Voted the world’s best restaurant in 2010, 2011 and 2012, Noma offers reinterpretations of traditional Nordic cuisine by drawing on an intricate network of ingredients, from wrangling local produce to flying in fresh horse mussels, deep-sea crabs and langoustines from the Faeroe Islands, halibut, wild salmon, cod, seaweed and curds from Iceland, and lamb, musk ox, berries and the purest drinking water from Greenland. The variety of ingredients is then composed through culinary creativity to reflect the various tastes of the North Atlantic region in new modes of representation.
The range of activity in the Noma kitchen is quite impressive. They smoke, salt, pickle, dry, grill and bake fish and meats on slabs of basalt stone, prepare vinegars from scratch, and distill their own spirits. Everyday ingredients like cereals, hulled grains and legumes are refashioned in surprising preparations. The chefs are especially interested in working with raw ingredients that are often foreign to Nordic fare, but that are local and therefore up to the challenge of enhancing flavors through untraditional garnishes. Wild plants have been known to commandeer plates, foregrounding flavors that can be unexpected, yet delightful.
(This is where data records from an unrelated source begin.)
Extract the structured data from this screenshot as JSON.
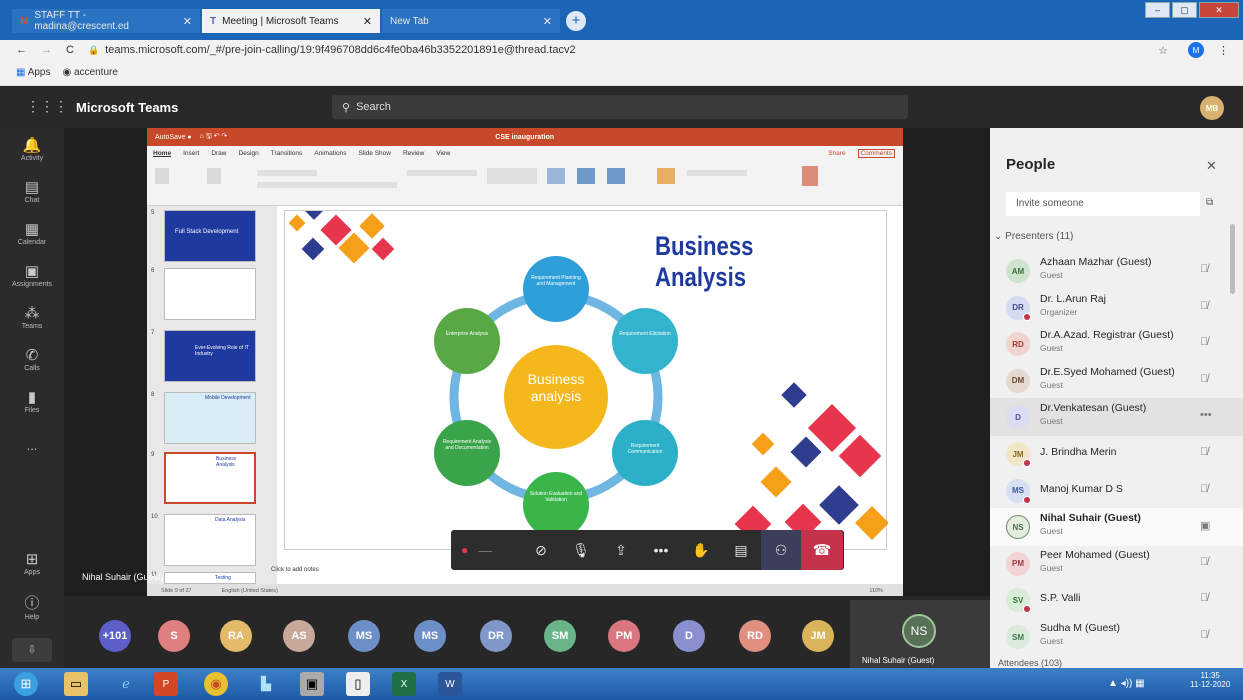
{
  "browser": {
    "tabs": [
      {
        "label": "STAFF TT - madina@crescent.ed",
        "close": "✕"
      },
      {
        "label": "Meeting | Microsoft Teams",
        "close": "✕"
      },
      {
        "label": "New Tab",
        "close": "✕"
      }
    ],
    "new_tab": "+",
    "url": "teams.microsoft.com/_#/pre-join-calling/19:9f496708dd6c4fe0ba46b3352201891e@thread.tacv2",
    "bookmarks": [
      "Apps",
      "accenture"
    ]
  },
  "teams": {
    "app_title": "Microsoft Teams",
    "search_placeholder": "Search",
    "user_avatar": "MB",
    "rail": [
      {
        "label": "Activity",
        "icon": "bell-icon"
      },
      {
        "label": "Chat",
        "icon": "chat-icon"
      },
      {
        "label": "Calendar",
        "icon": "calendar-icon"
      },
      {
        "label": "Assignments",
        "icon": "assignments-icon"
      },
      {
        "label": "Teams",
        "icon": "teams-icon"
      },
      {
        "label": "Calls",
        "icon": "phone-icon"
      },
      {
        "label": "Files",
        "icon": "files-icon"
      },
      {
        "label": "...",
        "icon": "more-icon"
      },
      {
        "label": "Apps",
        "icon": "apps-icon"
      },
      {
        "label": "Help",
        "icon": "help-icon"
      }
    ]
  },
  "ppt": {
    "title": "CSE inauguration",
    "tabs": [
      "Home",
      "Insert",
      "Draw",
      "Design",
      "Transitions",
      "Animations",
      "Slide Show",
      "Review",
      "View"
    ],
    "share": "Share",
    "comments": "Comments",
    "thumbnails": [
      {
        "num": "5",
        "text": "Full Stack Development"
      },
      {
        "num": "6",
        "text": ""
      },
      {
        "num": "7",
        "text": "Ever-Evolving Role of IT Industry"
      },
      {
        "num": "8",
        "text": "Mobile Development"
      },
      {
        "num": "9",
        "text": "Business Analysis"
      },
      {
        "num": "10",
        "text": "Data Analysis"
      },
      {
        "num": "11",
        "text": "Testing"
      }
    ],
    "notes": "Click to add notes",
    "status": [
      "Slide 9 of 27",
      "English (United States)"
    ],
    "zoom": "110%",
    "presenter": "Nihal Suhair (Guest)"
  },
  "slide": {
    "title": "Business Analysis",
    "center": [
      "Business",
      "analysis"
    ],
    "nodes": [
      {
        "text": "Requirement Planning and Management",
        "color": "#2e9fd8"
      },
      {
        "text": "Requirement Elicitation",
        "color": "#33b3cc"
      },
      {
        "text": "Requirement Communication",
        "color": "#2bb0c8"
      },
      {
        "text": "Solution Evaluation and Validation",
        "color": "#39b54a"
      },
      {
        "text": "Requirement Analysis and Documentation",
        "color": "#3aa44a"
      },
      {
        "text": "Enterprise Analysis",
        "color": "#58a845"
      }
    ]
  },
  "participants_strip": [
    {
      "label": "+101",
      "color": "#5b5fc7"
    },
    {
      "label": "S",
      "color": "#e07f7f"
    },
    {
      "label": "RA",
      "color": "#e3b96a"
    },
    {
      "label": "AS",
      "color": "#c9a79a"
    },
    {
      "label": "MS",
      "color": "#6d8fc7"
    },
    {
      "label": "MS",
      "color": "#6d8fc7"
    },
    {
      "label": "DR",
      "color": "#7f97c9"
    },
    {
      "label": "SM",
      "color": "#6ab48a"
    },
    {
      "label": "PM",
      "color": "#d9767f"
    },
    {
      "label": "D",
      "color": "#8c8fcf"
    },
    {
      "label": "RD",
      "color": "#e08f7f"
    },
    {
      "label": "JM",
      "color": "#d9b45a"
    }
  ],
  "self_tile": {
    "initials": "NS",
    "name": "Nihal Suhair (Guest)"
  },
  "people": {
    "title": "People",
    "invite_placeholder": "Invite someone",
    "section": "Presenters (11)",
    "attendees_section": "Attendees (103)",
    "list": [
      {
        "initials": "AM",
        "name": "Azhaan Mazhar (Guest)",
        "role": "Guest",
        "bg": "#cfe3cf",
        "fg": "#3c6e3c",
        "dot": false
      },
      {
        "initials": "DR",
        "name": "Dr. L.Arun Raj",
        "role": "Organizer",
        "bg": "#d6dcef",
        "fg": "#42508a",
        "dot": true
      },
      {
        "initials": "RD",
        "name": "Dr.A.Azad. Registrar (Guest)",
        "role": "Guest",
        "bg": "#f2d4cf",
        "fg": "#9b3a2b",
        "dot": false
      },
      {
        "initials": "DM",
        "name": "Dr.E.Syed Mohamed (Guest)",
        "role": "Guest",
        "bg": "#e6d9d0",
        "fg": "#6b4a33",
        "dot": false
      },
      {
        "initials": "D",
        "name": "Dr.Venkatesan (Guest)",
        "role": "Guest",
        "bg": "#dcdcf2",
        "fg": "#4b4f9a",
        "dot": false
      },
      {
        "initials": "JM",
        "name": "J. Brindha Merin",
        "role": "",
        "bg": "#f2e6c6",
        "fg": "#8a6a1f",
        "dot": true
      },
      {
        "initials": "MS",
        "name": "Manoj Kumar D S",
        "role": "",
        "bg": "#d6e0f2",
        "fg": "#3a5a9a",
        "dot": true
      },
      {
        "initials": "NS",
        "name": "Nihal Suhair (Guest)",
        "role": "Guest",
        "bg": "#e3ecdf",
        "fg": "#4d6e46",
        "dot": false
      },
      {
        "initials": "PM",
        "name": "Peer Mohamed (Guest)",
        "role": "Guest",
        "bg": "#f2d4d6",
        "fg": "#9a3a44",
        "dot": false
      },
      {
        "initials": "SV",
        "name": "S.P. Valli",
        "role": "",
        "bg": "#d9ecd6",
        "fg": "#3c7a3c",
        "dot": true
      },
      {
        "initials": "SM",
        "name": "Sudha M (Guest)",
        "role": "Guest",
        "bg": "#d9ecdc",
        "fg": "#3c7a4c",
        "dot": false
      }
    ]
  },
  "taskbar": {
    "time": "11:35",
    "date": "11-12-2020"
  }
}
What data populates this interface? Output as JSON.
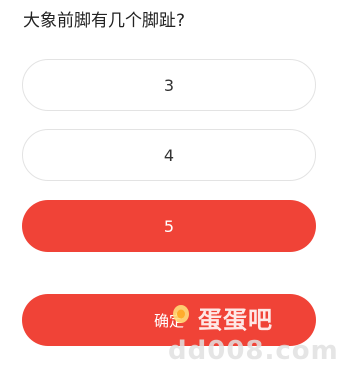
{
  "question": "大象前脚有几个脚趾?",
  "options": [
    {
      "label": "3",
      "selected": false
    },
    {
      "label": "4",
      "selected": false
    },
    {
      "label": "5",
      "selected": true
    }
  ],
  "confirm_label": "确定",
  "watermark": {
    "text": "蛋蛋吧",
    "url": "dd008.com"
  },
  "colors": {
    "accent": "#f04337",
    "option_border": "#e3e3e3",
    "text": "#222222"
  }
}
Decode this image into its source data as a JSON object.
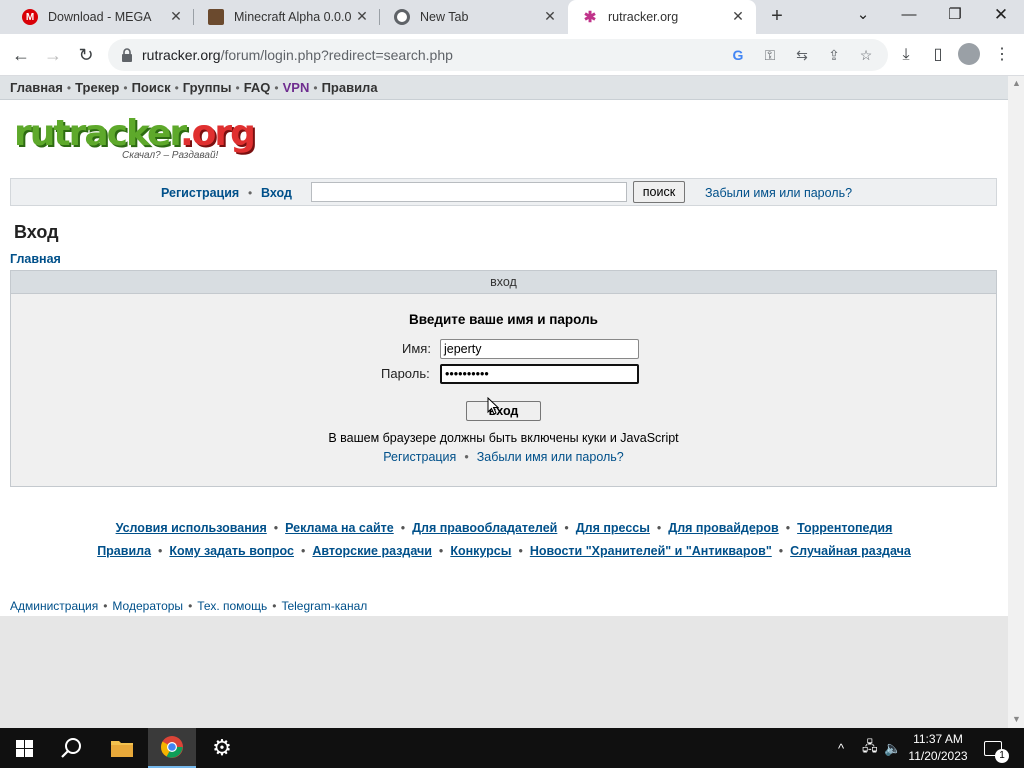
{
  "browser": {
    "tabs": [
      {
        "title": "Download - MEGA",
        "icon": "mega-icon",
        "color": "#d90007",
        "glyph": "M"
      },
      {
        "title": "Minecraft Alpha 0.0.0",
        "icon": "minecraft-icon",
        "color": "#6b4a2e",
        "glyph": ""
      },
      {
        "title": "New Tab",
        "icon": "chrome-icon",
        "color": "#5f6368",
        "glyph": ""
      },
      {
        "title": "rutracker.org",
        "icon": "rutracker-icon",
        "color": "#4a8f2b",
        "glyph": "✱"
      }
    ],
    "url_host": "rutracker.org",
    "url_path": "/forum/login.php?redirect=search.php"
  },
  "site": {
    "topnav": [
      "Главная",
      "Трекер",
      "Поиск",
      "Группы",
      "FAQ",
      "VPN",
      "Правила"
    ],
    "logo_main": "rutracker",
    "logo_tld": ".org",
    "slogan": "Скачал? – Раздавай!",
    "loginbar": {
      "register": "Регистрация",
      "login": "Вход",
      "search_button": "поиск",
      "forgot": "Забыли имя или пароль?"
    },
    "page_title": "Вход",
    "breadcrumb": "Главная"
  },
  "login_form": {
    "header": "вход",
    "prompt": "Введите ваше имя и пароль",
    "username_label": "Имя:",
    "username_value": "jeperty",
    "password_label": "Пароль:",
    "password_value": "••••••••••",
    "submit": "вход",
    "note": "В вашем браузере должны быть включены куки и JavaScript",
    "register_link": "Регистрация",
    "forgot_link": "Забыли имя или пароль?"
  },
  "footer": {
    "row1": [
      "Условия использования",
      "Реклама на сайте",
      "Для правообладателей",
      "Для прессы",
      "Для провайдеров",
      "Торрентопедия"
    ],
    "row2": [
      "Правила",
      "Кому задать вопрос",
      "Авторские раздачи",
      "Конкурсы",
      "Новости \"Хранителей\" и \"Антикваров\"",
      "Случайная раздача"
    ],
    "admin": [
      "Администрация",
      "Модераторы",
      "Тех. помощь",
      "Telegram-канал"
    ]
  },
  "taskbar": {
    "time": "11:37 AM",
    "date": "11/20/2023",
    "notifications": "1"
  }
}
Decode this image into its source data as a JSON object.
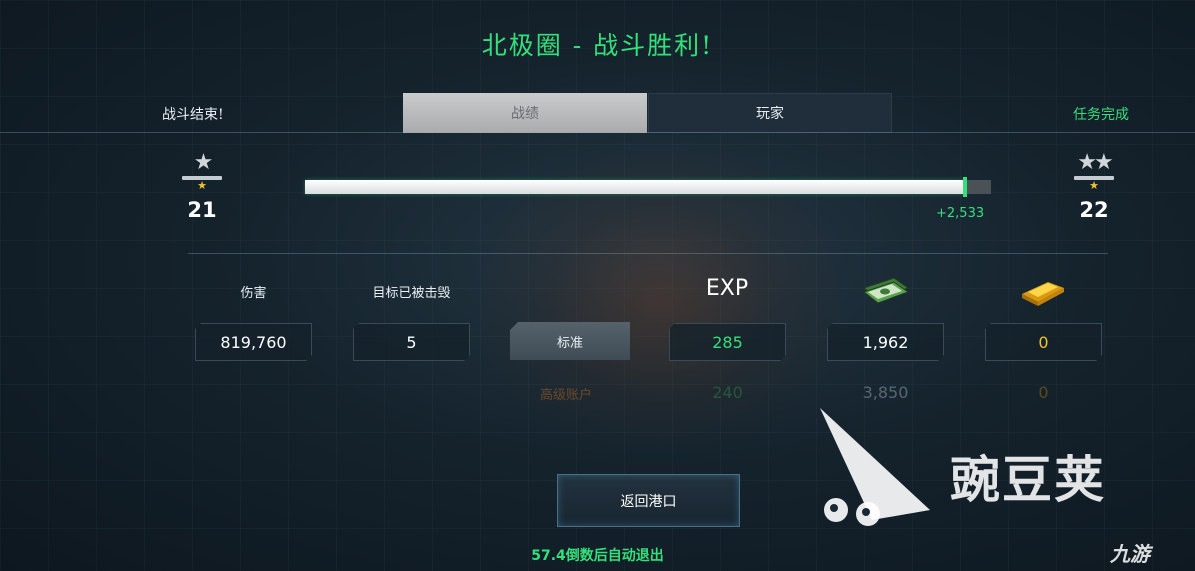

Indeed, the Noma experience is one of advanced pursuits in the art of cooking. Dinner can quickly become expensive, but considering the effort and freshness involved, you’ll receive more than just a meal. Eating at Noma is an event entirely of its own magnitude.